=== Work instructions ===
Look through the entries below and report every line that has "page".
Records to use Block Start
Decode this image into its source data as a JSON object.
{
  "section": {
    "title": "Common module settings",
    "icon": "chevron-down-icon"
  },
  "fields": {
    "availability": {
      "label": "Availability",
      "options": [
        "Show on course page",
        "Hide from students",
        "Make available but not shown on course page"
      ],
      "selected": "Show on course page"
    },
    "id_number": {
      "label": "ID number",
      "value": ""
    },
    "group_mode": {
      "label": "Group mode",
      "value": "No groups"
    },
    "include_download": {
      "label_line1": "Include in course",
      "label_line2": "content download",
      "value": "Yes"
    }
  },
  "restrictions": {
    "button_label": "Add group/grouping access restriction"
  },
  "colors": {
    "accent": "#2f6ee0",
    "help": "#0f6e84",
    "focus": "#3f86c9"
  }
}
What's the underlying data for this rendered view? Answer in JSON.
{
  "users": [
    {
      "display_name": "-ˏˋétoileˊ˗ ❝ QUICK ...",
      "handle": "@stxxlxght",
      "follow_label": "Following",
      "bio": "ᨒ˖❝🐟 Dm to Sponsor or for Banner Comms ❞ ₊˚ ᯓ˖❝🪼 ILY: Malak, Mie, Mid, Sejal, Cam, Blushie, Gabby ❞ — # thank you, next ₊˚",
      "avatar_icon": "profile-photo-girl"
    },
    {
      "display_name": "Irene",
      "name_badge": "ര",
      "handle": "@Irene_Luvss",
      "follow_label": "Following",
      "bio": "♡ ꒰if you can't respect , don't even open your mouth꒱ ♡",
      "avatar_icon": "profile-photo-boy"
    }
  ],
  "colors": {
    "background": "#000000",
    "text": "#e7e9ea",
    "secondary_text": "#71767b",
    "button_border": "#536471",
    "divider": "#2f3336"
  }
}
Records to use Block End
=== Your solution ===
        "Show on course page",
        "Make available but not shown on course page"
      "selected": "Show on course page"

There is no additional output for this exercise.